Whichever lines of the entries hold the word "this" should be identified and copied.
"""
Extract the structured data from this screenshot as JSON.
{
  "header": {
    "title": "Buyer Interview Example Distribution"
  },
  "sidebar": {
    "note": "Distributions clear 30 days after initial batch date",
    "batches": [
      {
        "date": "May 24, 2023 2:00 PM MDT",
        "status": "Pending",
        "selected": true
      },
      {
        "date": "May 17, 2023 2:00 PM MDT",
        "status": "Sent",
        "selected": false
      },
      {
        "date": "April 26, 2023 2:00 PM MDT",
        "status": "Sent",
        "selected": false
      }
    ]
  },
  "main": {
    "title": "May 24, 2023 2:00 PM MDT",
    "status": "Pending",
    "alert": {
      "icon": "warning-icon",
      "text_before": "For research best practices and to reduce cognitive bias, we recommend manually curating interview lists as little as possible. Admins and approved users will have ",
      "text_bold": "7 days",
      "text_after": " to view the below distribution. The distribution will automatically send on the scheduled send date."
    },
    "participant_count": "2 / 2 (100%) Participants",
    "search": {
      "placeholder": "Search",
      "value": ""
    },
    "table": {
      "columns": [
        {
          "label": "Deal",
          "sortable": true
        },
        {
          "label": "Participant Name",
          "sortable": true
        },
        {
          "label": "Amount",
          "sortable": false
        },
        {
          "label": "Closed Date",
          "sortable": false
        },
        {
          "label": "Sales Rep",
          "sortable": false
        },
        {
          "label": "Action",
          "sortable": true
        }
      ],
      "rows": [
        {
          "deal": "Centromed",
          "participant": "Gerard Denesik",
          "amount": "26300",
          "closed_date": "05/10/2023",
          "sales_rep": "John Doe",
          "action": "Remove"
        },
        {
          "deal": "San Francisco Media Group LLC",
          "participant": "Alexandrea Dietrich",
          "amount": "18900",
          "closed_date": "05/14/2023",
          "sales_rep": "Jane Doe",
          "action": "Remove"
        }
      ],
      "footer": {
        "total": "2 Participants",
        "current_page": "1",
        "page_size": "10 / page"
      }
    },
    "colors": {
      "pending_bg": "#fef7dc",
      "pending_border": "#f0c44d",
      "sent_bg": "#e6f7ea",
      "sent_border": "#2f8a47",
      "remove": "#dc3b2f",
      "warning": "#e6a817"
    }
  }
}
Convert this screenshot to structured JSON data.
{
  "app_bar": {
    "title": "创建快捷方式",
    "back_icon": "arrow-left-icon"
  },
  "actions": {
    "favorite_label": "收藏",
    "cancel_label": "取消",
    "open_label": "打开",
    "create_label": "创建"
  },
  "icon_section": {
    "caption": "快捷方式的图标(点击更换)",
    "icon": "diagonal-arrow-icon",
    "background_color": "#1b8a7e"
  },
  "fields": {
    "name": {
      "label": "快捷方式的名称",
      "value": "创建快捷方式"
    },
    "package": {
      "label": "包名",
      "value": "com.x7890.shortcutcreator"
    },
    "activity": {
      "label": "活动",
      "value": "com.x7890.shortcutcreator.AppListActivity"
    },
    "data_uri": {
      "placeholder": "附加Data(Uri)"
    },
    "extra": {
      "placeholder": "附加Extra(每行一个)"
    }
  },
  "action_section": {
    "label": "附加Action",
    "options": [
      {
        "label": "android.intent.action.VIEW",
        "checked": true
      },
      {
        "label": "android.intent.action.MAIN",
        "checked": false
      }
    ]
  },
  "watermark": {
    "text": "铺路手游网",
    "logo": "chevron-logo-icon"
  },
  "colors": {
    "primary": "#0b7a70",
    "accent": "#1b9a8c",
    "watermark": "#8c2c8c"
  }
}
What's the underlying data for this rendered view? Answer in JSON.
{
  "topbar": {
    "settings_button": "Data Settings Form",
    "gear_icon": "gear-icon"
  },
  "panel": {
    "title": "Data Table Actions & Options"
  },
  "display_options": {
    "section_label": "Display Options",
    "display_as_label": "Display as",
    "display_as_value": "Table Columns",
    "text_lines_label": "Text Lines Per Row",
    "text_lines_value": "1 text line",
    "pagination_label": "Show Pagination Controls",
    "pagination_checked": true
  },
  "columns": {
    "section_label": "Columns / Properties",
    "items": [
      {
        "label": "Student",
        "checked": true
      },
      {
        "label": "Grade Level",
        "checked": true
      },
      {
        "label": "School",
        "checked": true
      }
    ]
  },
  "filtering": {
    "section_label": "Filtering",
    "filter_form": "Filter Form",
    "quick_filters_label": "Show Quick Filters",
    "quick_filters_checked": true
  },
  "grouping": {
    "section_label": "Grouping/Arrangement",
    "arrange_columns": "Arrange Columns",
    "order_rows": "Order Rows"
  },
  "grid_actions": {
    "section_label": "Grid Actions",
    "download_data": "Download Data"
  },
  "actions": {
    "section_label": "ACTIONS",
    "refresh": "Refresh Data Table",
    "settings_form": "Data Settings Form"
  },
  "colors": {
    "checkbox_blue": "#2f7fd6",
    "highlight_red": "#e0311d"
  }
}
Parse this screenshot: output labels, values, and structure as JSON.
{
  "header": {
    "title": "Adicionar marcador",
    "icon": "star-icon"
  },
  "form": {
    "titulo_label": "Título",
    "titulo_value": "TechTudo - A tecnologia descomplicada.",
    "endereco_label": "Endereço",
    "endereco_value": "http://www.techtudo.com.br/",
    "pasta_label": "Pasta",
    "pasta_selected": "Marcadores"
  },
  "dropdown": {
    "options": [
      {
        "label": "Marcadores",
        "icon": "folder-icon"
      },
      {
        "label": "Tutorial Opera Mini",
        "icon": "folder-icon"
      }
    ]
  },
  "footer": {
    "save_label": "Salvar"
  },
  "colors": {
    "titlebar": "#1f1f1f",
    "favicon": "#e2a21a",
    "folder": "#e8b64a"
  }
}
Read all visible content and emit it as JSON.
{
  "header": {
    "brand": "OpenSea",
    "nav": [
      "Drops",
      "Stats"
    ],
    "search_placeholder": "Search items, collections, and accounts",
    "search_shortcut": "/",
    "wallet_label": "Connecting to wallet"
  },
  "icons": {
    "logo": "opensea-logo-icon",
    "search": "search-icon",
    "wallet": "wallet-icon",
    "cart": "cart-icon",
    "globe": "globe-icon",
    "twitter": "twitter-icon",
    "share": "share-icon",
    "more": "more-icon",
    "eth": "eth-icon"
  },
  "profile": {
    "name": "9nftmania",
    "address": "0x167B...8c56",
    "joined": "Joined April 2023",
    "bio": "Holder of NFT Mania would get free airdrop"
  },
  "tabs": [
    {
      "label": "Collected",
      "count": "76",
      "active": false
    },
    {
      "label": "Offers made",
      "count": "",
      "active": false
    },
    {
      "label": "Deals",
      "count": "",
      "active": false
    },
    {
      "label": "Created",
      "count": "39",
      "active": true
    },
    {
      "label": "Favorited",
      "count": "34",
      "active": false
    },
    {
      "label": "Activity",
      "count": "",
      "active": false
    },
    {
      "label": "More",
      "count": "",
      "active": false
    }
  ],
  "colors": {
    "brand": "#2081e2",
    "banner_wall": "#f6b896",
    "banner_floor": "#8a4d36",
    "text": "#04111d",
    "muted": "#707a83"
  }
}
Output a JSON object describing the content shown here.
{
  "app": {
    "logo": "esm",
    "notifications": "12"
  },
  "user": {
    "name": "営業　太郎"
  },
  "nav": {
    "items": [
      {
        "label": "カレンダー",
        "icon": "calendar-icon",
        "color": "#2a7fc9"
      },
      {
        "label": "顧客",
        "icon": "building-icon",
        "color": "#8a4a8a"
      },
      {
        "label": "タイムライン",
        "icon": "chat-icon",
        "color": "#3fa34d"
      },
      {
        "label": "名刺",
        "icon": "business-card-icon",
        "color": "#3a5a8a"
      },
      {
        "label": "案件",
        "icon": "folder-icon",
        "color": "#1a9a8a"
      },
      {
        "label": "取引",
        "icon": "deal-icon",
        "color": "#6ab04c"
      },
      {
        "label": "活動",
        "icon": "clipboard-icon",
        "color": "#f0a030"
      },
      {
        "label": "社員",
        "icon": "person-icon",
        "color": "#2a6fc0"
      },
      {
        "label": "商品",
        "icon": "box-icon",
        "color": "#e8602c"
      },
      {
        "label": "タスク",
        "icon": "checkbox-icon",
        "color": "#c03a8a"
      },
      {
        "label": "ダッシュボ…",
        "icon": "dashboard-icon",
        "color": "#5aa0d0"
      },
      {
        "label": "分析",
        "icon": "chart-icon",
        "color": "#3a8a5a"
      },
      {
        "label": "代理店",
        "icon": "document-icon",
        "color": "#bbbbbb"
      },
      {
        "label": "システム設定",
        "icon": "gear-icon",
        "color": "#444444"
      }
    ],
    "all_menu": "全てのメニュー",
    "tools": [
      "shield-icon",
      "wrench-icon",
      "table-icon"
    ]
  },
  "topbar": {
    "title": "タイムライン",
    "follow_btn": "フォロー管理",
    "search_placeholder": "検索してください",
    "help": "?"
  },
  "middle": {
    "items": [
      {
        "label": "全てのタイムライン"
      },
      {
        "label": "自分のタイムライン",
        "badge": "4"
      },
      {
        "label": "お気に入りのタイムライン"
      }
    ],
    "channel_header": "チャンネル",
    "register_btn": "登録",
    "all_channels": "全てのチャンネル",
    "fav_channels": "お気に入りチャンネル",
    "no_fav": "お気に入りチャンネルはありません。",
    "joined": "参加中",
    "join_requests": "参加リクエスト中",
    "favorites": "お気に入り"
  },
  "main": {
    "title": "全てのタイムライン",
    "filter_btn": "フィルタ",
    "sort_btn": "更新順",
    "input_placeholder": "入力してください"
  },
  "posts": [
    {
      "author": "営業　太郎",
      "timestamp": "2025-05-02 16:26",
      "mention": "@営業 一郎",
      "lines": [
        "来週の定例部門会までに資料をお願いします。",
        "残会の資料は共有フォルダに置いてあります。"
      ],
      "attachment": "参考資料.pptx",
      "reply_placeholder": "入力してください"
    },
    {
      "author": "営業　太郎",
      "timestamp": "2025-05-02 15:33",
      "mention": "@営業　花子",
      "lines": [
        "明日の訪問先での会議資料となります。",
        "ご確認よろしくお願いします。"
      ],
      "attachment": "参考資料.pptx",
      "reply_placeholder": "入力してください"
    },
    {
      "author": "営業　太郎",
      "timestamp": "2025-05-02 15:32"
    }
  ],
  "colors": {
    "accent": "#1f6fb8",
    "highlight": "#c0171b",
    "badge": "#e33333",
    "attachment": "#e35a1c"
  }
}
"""
Task response:
Extract the structured data from this screenshot as JSON.
Convert this screenshot to structured JSON data.
What's the underlying data for this rendered view? Answer in JSON.
Parse this screenshot: output labels, values, and structure as JSON.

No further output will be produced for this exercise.